◆ **Task objective**
Output all entries verbatim. Skip pictures.

◆ **Record set**
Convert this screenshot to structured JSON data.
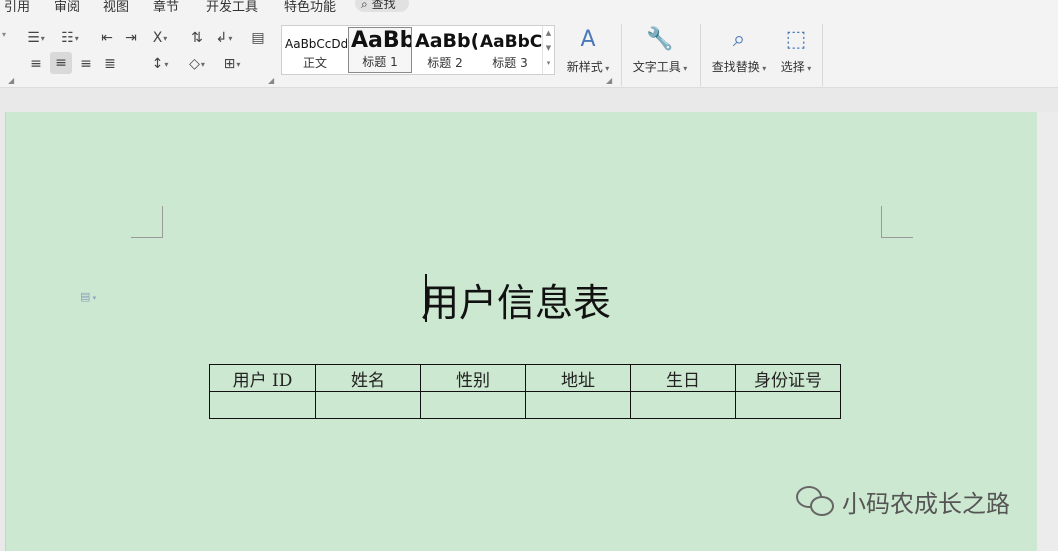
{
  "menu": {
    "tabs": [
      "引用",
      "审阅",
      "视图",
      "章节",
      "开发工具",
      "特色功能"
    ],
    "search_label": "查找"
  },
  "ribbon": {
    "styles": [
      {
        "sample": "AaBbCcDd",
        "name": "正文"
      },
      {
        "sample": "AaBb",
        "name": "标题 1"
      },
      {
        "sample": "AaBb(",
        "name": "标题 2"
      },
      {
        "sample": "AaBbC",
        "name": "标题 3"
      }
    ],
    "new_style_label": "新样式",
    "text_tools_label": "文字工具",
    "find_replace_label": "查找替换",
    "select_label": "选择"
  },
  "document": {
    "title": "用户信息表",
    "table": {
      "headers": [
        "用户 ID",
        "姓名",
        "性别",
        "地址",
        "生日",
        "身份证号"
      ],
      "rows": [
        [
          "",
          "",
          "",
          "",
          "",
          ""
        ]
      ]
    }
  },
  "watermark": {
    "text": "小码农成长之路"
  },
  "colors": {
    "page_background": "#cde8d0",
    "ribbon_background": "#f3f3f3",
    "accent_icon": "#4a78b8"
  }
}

◆ **Solution for this task**
Convert this screenshot to structured JSON data.
{
  "menu": {
    "tabs": [
      "引用",
      "审阅",
      "视图",
      "章节",
      "开发工具",
      "特色功能"
    ],
    "search_label": "查找"
  },
  "ribbon": {
    "styles": [
      {
        "sample": "AaBbCcDd",
        "name": "正文"
      },
      {
        "sample": "AaBb",
        "name": "标题 1"
      },
      {
        "sample": "AaBb(",
        "name": "标题 2"
      },
      {
        "sample": "AaBbC",
        "name": "标题 3"
      }
    ],
    "new_style_label": "新样式",
    "text_tools_label": "文字工具",
    "find_replace_label": "查找替换",
    "select_label": "选择"
  },
  "document": {
    "title": "用户信息表",
    "table": {
      "headers": [
        "用户 ID",
        "姓名",
        "性别",
        "地址",
        "生日",
        "身份证号"
      ],
      "rows": [
        [
          "",
          "",
          "",
          "",
          "",
          ""
        ]
      ]
    }
  },
  "watermark": {
    "text": "小码农成长之路"
  },
  "colors": {
    "page_background": "#cde8d0",
    "ribbon_background": "#f3f3f3",
    "accent_icon": "#4a78b8"
  }
}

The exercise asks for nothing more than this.